But this is not all: The prgmatic Muslim invaders of India realized that killing infidels is messy and they stand to lose the jizya tax, so surprise surprise Muslims now include Hindus and Buddhists among those who must pay the jizya! So much for logic.

6. Would they (polytheists) be killed?

The answer is yes unless they convert to Abul Qasim's religion.

7. Do you 'z' believe that freedom of religion is a good thing?

I will be waiting for his answer to this question with great anticipation.

Submitting....

Note: Opinions expressed in comments are those of the authors alone and not necessarily those of Daniel Pipes. Original writing only, please. Comments are screened and in some cases edited before posting. Reasoned disagreement is welcome but not comments that are scurrilous, off-topic, commercial, disparaging religions, or otherwise inappropriate. For complete regulations, see the "Guidelines for Reader Comments".

Comment on this item

Mark my comment as a response to Rebuttal to "dhimmi no more" by Leah

Email me if someone replies to my comment

Note: Opinions expressed in comments are those of the authors alone and not necessarily those of Daniel Pipes.
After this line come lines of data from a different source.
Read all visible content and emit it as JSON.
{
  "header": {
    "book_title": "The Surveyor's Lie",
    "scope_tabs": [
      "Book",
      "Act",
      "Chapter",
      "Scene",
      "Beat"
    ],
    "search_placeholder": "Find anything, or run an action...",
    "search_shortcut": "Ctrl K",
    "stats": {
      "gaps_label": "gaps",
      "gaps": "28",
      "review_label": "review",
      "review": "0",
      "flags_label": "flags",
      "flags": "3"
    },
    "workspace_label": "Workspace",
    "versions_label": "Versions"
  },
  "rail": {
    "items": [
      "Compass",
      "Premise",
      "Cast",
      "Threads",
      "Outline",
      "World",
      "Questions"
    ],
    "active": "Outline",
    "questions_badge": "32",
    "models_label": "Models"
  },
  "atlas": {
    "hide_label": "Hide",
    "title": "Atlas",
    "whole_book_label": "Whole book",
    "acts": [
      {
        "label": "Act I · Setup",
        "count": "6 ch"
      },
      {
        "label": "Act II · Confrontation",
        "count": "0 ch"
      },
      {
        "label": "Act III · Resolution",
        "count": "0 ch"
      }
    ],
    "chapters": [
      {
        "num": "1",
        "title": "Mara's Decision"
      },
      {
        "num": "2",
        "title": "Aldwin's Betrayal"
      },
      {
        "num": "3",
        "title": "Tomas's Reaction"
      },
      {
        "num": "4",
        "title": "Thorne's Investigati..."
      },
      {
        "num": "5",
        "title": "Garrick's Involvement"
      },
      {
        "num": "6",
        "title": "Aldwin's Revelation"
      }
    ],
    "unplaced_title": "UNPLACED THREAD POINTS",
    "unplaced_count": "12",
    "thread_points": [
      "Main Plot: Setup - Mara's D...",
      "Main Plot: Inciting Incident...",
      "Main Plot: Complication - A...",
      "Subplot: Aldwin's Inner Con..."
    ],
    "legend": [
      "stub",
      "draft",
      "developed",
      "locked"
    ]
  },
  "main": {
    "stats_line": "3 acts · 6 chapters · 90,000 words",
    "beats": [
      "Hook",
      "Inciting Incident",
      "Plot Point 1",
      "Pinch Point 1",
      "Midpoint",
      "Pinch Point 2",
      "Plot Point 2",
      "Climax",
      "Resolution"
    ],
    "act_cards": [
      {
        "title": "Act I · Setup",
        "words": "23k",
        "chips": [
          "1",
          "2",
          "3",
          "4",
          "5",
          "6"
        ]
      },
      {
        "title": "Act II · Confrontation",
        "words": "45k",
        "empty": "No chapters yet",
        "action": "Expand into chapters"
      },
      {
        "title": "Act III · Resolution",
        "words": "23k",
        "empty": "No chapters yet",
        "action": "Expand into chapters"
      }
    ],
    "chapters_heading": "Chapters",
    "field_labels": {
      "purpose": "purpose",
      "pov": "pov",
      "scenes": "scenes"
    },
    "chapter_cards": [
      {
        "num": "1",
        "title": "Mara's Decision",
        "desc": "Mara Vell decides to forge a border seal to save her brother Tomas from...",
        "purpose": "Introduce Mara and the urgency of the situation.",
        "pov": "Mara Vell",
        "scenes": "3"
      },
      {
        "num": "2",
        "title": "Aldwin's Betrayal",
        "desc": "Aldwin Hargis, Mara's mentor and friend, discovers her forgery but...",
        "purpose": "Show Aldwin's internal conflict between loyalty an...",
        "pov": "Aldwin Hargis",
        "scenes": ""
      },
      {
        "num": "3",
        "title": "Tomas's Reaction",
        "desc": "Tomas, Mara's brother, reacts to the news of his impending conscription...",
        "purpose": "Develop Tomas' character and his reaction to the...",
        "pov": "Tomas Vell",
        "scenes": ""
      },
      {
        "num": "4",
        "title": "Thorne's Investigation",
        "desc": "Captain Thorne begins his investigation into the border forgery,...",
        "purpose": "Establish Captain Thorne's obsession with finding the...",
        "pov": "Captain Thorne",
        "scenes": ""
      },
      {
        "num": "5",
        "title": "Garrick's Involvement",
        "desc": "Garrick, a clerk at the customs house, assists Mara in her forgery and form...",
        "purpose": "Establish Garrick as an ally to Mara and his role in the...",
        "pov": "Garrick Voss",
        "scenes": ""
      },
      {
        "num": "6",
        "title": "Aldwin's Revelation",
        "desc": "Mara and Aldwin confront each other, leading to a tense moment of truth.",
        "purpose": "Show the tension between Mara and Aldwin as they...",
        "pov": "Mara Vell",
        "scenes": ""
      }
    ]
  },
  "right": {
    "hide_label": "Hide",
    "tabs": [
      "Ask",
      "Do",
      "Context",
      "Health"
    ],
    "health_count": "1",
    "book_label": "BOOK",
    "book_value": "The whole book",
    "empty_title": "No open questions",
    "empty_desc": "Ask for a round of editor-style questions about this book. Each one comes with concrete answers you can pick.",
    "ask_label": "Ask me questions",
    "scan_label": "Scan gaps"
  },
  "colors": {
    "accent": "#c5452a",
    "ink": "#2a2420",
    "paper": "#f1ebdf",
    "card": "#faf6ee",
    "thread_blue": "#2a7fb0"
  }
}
Original writing only, please. Comments are screened and in some cases edited before posting. Reasoned disagreement is welcome but not comments that are scurrilous, off-topic, commercial, disparaging religions, or otherwise inappropriate. For complete regulations, see the "Guidelines for Reader Comments".

See recent outstanding comments.

Follow Daniel Pipes

Facebook   Twitter   RSS   Join Mailing List
eXTReMe Tracker

All materials by Daniel Pipes on this site: © 1968-2020 Daniel Pipes. daniel.pipes@gmail.com and @DanielPipes

Support Daniel Pipes' work with a tax-deductible donation to the Middle East Forum.Daniel J. Pipes

(The MEF is a publicly supported, nonprofit organization under section 501(c)3 of the Internal Revenue Code.

Contributions are tax deductible to the full extent allowed by law. Tax-ID 23-774-9796, approved Apr. 27, 1998.

For more information, view our IRS letter of determination.)